Yale Environment 360 –
The Yangtze River courses from the Himalayan Plateau in Tibet down into southwestern China’s Yunnan province, carving a path through a breathtaking landscape where steep ridges are covered in Yunnan pine. Closer to the river and the road that runs beside it, aspen and birch leaves shimmer in the wind. Clumps of pink rhododendron form natural fences along the terraces of corn, tobacco, and other crops that thrive in the rich soil created by millennia of flooding.
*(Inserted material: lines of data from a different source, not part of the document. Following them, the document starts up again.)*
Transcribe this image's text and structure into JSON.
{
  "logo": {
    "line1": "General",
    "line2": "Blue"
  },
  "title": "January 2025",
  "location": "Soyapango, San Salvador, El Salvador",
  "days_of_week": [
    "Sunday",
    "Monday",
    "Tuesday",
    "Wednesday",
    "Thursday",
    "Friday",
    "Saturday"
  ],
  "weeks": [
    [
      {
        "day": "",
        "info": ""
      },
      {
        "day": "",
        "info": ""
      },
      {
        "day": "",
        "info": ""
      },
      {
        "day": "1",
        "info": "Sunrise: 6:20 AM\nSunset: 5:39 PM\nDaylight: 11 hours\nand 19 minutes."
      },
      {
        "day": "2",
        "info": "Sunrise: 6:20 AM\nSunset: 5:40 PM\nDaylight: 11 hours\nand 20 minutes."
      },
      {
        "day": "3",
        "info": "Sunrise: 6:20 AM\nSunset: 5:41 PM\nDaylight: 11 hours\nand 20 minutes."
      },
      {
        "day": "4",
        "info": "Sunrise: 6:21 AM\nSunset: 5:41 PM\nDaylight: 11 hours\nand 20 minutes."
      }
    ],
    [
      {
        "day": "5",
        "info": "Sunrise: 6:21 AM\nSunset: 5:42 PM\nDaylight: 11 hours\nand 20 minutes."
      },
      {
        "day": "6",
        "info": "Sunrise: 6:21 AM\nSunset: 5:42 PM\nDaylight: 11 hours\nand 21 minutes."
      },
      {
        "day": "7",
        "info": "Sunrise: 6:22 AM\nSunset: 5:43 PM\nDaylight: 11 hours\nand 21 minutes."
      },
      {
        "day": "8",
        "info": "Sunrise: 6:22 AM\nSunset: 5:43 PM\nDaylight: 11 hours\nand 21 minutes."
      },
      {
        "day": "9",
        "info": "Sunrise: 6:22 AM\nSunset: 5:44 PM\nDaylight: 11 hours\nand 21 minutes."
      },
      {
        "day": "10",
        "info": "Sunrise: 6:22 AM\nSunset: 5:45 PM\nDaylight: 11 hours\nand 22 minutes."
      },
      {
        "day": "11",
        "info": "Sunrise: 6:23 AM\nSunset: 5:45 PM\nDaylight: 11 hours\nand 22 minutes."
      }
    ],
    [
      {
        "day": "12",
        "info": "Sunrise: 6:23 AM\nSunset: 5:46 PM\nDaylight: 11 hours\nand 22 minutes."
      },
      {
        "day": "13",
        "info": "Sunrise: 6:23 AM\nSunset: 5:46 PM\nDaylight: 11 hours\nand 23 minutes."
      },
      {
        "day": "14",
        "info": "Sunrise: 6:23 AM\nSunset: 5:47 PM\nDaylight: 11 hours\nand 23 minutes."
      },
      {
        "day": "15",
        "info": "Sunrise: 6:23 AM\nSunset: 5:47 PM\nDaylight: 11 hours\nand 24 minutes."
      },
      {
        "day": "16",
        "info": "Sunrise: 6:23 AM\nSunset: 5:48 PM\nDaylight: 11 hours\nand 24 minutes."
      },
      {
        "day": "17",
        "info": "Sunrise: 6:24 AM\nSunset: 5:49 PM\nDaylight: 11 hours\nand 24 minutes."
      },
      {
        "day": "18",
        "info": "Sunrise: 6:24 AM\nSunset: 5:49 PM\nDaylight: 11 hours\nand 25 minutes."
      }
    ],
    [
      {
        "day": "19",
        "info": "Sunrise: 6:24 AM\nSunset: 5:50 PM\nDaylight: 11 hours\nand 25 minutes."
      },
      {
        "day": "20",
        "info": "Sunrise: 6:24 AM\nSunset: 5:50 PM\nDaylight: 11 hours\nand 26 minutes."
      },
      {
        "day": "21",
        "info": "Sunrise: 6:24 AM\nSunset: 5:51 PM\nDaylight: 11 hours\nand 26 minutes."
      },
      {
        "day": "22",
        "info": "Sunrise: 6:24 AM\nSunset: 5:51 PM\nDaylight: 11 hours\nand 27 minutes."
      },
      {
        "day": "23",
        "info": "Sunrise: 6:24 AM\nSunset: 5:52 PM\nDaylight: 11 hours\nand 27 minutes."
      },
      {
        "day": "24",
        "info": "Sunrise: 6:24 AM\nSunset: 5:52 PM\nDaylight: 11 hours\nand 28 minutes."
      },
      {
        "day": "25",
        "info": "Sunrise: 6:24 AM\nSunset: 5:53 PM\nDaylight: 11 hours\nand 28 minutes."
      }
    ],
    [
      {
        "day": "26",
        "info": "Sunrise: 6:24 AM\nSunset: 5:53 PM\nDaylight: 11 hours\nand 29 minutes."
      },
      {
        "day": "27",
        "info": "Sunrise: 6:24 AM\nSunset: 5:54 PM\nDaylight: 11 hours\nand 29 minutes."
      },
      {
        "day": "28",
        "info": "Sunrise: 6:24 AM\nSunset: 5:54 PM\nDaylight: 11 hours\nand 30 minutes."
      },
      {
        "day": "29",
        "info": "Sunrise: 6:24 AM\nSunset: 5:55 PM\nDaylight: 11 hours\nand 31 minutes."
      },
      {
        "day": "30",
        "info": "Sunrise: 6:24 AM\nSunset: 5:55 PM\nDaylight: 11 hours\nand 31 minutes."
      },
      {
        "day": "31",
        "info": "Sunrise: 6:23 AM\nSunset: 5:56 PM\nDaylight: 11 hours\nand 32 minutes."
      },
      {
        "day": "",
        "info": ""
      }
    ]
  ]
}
But this once-wild region is increasingly being tamed, and these days it echoes as much with the sounds of heavy machinery as it does with the rush of the river itself. A concrete and steel buttress to support a high-speed rail line from nearby Lijiang to the 11,000-foot mountain grasslands of Shangri-La slices across the sheer mountain slopes that ring the valley. A thousand feet below, an interstate highway is being built into these forested bluffs to speed tourists to Shangri-la and beyond. Far below on the valley floor, tunnels are being dug through the belly of the mountain and trenches plowed for pipes to divert the river’s sediment-laden waters to Honghe County, just south of the water-needy capital of Kunming.